When you make a one-minute phone call, the long distance company that charges you a few cents a minute has to shell out a wee little bit to a few other entities. How little? Typically some tiny fraction of a cent. The local originating company gets a fraction of a cent for handing the call to the long distance company, a database service gets a bit to look up the called number to see if it has been ported, another gets paid for looking up your name for caller-ID, and so on. Finally, the local phone company at the other end gets a fraction of a cent for delivering the call to the phone at the other end of the call.
All of these charges add up, but they still make a coast-to-coast call a real bargain. Long distance companies can stay in business with rates under a nickel a minute even after all of these micro-payments.
This works out well for everyone unless you call one of the 772 residents of Battle Lake, Minnesota, area code 218, prefix 862. Your long distance company has to pay a lot more to terminate a call there, perhaps as much as 25 cents a minute instead of a fraction of a penny.
Back in 1996, the FCC changed the rules regarding telephone access charges charged to long distance companies for delivering calls to rural areas. This rule change helped to subsidize rural telephone companies serving sparsely-populated areas in order that they could modernize their equipment and deliver broadband access. Maintaining phone service to farms where ten miles of wiring and infrastructure is needed to serve a few dozen subscribers is more costly per subscriber than in New York City where ten miles of infrastructure serves tens of thousands of businesses with people on the phone all day.
The FCC’s reasoning was that the huge rate disparity would work out well for everyone. Battle Lake only has 772 people and New York City has millions. Long distance companies can afford to lose money on the miniscule number of calls that land in Battle Lake. The lost revenue for the few calls that terminate there would be trivial. Nobody calls Battle Lake. The few that do help the local phone company stay in business. Because the call volume is so small, you won’t see a surcharge for calling Battle Lake like you would for calling a 900-number. For every call to Battle Lake there are a million to other places without the surcharge.
This is a win-win for everyone until somebody gets greedy. The phone company in Battle Lake justified that hefty surcharge to the FCC based on the high cost of providing phone service to a rural farm town of 772 people. It has to maintain all those miles of pole line, operate the central office, pay for electricity, etc. If suddenly the population of Battle Lake all become overnight celebrities and receive millions of minutes of phone calls, then the rural telco in Battle Lake makes a hefty profit.
That’s called Traffic Pumping. It works out very well for the phone company in Battle Lake, not so well for everyone else. Many of the services previously offered on 900-numbers such as chat lines and conference services can now be offered at “Normal long distance rates” to drive profitable calls at the expense of everyone calling.

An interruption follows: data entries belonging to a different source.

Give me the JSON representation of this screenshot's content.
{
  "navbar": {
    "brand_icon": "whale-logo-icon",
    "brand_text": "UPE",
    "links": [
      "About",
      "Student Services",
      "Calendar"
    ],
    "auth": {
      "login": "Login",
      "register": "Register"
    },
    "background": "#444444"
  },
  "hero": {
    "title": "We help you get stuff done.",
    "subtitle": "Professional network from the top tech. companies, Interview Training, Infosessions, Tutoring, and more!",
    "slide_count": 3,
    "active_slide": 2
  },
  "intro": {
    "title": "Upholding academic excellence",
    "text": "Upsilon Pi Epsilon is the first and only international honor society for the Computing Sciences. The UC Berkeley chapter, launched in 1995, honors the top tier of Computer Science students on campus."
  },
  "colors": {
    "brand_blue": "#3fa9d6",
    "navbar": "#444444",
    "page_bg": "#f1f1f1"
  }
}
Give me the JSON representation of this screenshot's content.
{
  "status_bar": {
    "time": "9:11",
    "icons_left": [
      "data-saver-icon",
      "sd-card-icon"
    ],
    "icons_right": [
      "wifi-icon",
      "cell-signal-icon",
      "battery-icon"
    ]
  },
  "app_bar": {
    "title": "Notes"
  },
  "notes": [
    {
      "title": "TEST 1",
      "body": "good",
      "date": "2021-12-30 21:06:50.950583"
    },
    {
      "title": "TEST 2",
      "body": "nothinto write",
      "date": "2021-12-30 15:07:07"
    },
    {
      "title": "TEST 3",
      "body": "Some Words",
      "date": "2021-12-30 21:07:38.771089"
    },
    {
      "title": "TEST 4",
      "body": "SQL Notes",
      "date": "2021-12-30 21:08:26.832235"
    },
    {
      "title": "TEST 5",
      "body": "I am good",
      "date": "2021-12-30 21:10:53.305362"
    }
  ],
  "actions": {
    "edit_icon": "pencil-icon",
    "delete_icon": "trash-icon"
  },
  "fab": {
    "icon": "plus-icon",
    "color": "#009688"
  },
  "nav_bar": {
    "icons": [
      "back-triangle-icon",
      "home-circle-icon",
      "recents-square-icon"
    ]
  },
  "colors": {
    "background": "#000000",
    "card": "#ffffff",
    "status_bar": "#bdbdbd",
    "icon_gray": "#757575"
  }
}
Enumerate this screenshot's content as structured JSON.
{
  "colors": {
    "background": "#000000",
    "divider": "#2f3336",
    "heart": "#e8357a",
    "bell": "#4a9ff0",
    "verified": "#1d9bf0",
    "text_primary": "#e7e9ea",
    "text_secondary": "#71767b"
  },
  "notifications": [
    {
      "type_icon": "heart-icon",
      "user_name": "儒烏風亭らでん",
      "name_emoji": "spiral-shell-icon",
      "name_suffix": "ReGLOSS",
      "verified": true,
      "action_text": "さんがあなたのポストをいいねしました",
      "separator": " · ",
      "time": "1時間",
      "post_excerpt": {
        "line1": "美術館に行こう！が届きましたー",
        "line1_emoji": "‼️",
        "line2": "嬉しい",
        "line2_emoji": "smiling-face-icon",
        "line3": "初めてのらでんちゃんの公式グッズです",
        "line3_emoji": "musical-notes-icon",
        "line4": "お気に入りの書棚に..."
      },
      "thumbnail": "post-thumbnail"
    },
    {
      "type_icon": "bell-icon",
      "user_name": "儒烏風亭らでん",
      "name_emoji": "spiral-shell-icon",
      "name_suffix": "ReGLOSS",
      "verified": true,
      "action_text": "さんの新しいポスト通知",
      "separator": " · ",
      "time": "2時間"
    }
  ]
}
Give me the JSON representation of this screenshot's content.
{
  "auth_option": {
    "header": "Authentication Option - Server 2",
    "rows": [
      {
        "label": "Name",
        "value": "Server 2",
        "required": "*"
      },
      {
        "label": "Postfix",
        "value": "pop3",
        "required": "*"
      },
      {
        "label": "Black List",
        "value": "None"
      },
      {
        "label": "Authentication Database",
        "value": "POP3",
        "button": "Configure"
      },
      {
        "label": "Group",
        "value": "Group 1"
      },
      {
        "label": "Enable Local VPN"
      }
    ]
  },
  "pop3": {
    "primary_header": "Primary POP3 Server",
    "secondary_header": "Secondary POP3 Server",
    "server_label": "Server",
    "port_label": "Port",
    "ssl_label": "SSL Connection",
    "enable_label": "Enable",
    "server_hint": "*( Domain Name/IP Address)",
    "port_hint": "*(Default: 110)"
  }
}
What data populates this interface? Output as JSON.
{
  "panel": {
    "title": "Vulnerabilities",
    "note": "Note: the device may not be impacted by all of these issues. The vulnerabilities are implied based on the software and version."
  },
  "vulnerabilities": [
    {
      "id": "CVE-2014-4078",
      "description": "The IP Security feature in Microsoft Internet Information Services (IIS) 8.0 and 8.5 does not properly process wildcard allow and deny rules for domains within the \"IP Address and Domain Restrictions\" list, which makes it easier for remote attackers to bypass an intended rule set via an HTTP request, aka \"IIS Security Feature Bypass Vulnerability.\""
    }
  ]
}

Mild examples can be found here and here.
Sounds pretty annoying, but heck, how many people really call 900 numbers anyway, right? And the reality is that if the traffic was limited to late night calls from lonely, people to Battle Lake numbers no one would really care. But when mainstream companies start offering “free” conference services for business use, and it’s not just Battle Lake, but many other rural towns areas like the small towns of Ireton in Iowa, Minden in Nebraska, or Leitchfield in Kentucky the game starts to get serious. When one of the most popular web conferencing service providers in the country offers “free” conference calling with their web conferences, things really start to get ugly.
In our example, the phone company in Battle Lake splits the profit with the traffic pumper. They have gamed the system to make a lot of money based on the false premise that their rates are justified to support basic phone service to a small rural town. The rest of the carriers fighting over the ever-shrinking per minute charges for long distance calls are the losers, as eventually are their customers. Hardest hit are innovative telcos offering flat rate or bundled long distance whose customers view long distance as “free”.
When someone games the system, the system games back. There are numerous lawsuits over the practice of traffic pumping, including one from AT&T. Some long distance companies absorb it and pass the costs along to all of their customers. Some, such as this one, may simply refuse to deliver such calls at all. The legality of blocking is kind of a grey area.
Another way the system is gaming back is to allocate trunks based on the same metrics that were used to justify the subsidized rates in the first place. If there are only 772 people in a town, then there’s no imaginable need for every long distance company combined to provision more than 772 inbound trunk lines and in reality it would be much less than that based on normal usage patterns. If everyone in town is on the phone, just return a busy signal. When 800 people are calling a Battle Lake phone number for their company’s weekly web conference though, reliably connecting a normal call to Battle Lake approaches the odds of being the tenth caller to the radio station and winning the car.
The long story short, everyone loses other than the greedy terminating telco and the traffic pumpers. The rural farmers who were supposed to benefit can’t reliably receive phone calls, and when they do they’re either at exorbitant rates or will be soon. The other long distance companies have to raise rates overall. People trying to use the free services for business purposes are frustrated with dropped calls, inability to connect, and busy signals. Service representatives and technical people at other communications carriers have to deal with angry customers.
You get what you pay for. For business conference services, there are providers with high quality equipment, adequate capacity, and professional quality. Most of these use a toll-free number such as an 800 number and bill based on the duration of the call.